Task prompt: Could you set down the full listing, unchanged?

Records for the exercise START

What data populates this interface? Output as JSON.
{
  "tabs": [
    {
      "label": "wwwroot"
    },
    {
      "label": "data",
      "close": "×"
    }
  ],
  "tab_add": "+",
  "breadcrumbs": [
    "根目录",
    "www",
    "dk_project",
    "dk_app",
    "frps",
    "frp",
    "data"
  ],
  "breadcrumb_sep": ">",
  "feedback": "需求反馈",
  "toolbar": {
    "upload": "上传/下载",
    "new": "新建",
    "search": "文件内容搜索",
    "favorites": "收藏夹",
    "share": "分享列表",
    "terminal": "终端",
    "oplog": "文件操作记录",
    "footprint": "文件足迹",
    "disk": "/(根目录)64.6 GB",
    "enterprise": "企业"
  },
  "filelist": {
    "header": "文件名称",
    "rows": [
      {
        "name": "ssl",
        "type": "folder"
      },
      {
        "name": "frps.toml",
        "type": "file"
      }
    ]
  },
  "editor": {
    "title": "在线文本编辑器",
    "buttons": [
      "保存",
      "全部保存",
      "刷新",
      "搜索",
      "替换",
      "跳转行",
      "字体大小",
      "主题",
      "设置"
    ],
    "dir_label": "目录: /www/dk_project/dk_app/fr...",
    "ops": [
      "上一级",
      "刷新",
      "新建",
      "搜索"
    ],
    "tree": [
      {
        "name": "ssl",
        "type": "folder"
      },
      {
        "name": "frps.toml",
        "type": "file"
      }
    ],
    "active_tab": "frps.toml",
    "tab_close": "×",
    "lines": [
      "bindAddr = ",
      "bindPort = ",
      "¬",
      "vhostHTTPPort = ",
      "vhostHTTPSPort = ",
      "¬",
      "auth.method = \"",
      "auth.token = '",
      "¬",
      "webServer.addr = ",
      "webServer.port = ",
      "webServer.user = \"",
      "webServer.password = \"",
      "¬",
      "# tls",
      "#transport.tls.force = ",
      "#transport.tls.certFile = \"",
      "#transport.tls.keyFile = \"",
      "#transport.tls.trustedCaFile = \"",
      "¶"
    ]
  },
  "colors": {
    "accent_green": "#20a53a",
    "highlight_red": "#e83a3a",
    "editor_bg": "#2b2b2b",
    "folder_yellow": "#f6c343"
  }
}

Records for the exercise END

Task solution:
What data populates this interface? Output as JSON.
{
  "tabs": [
    {
      "label": "wwwroot"
    },
    {
      "label": "data",
      "close": "×"
    }
  ],
  "tab_add": "+",
  "breadcrumbs": [
    "根目录",
    "www",
    "dk_project",
    "dk_app",
    "frps",
    "frp",
    "data"
  ],
  "breadcrumb_sep": ">",
  "feedback": "需求反馈",
  "toolbar": {
    "upload": "上传/下载",
    "new": "新建",
    "search": "文件内容搜索",
    "favorites": "收藏夹",
    "share": "分享列表",
    "terminal": "终端",
    "oplog": "文件操作记录",
    "footprint": "文件足迹",
    "disk": "/(根目录)64.6 GB",
    "enterprise": "企业"
  },
  "filelist": {
    "header": "文件名称",
    "rows": [
      {
        "name": "ssl",
        "type": "folder"
      },
      {
        "name": "frps.toml",
        "type": "file"
      }
    ]
  },
  "editor": {
    "title": "在线文本编辑器",
    "buttons": [
      "保存",
      "全部保存",
      "刷新",
      "搜索",
      "替换",
      "跳转行",
      "字体大小",
      "主题",
      "设置"
    ],
    "dir_label": "目录: /www/dk_project/dk_app/fr...",
    "ops": [
      "上一级",
      "刷新",
      "新建",
      "搜索"
    ],
    "tree": [
      {
        "name": "ssl",
        "type": "folder"
      },
      {
        "name": "frps.toml",
        "type": "file"
      }
    ],
    "active_tab": "frps.toml",
    "tab_close": "×",
    "lines": [
      "bindAddr = ",
      "bindPort = ",
      "¬",
      "vhostHTTPPort = ",
      "vhostHTTPSPort = ",
      "¬",
      "auth.method = \"",
      "auth.token = '",
      "¬",
      "webServer.addr = ",
      "webServer.port = ",
      "webServer.user = \"",
      "webServer.password = \"",
      "¬",
      "# tls",
      "#transport.tls.force = ",
      "#transport.tls.certFile = \"",
      "#transport.tls.keyFile = \"",
      "#transport.tls.trustedCaFile = \"",
      "¶"
    ]
  },
  "colors": {
    "accent_green": "#20a53a",
    "highlight_red": "#e83a3a",
    "editor_bg": "#2b2b2b",
    "folder_yellow": "#f6c343"
  }
}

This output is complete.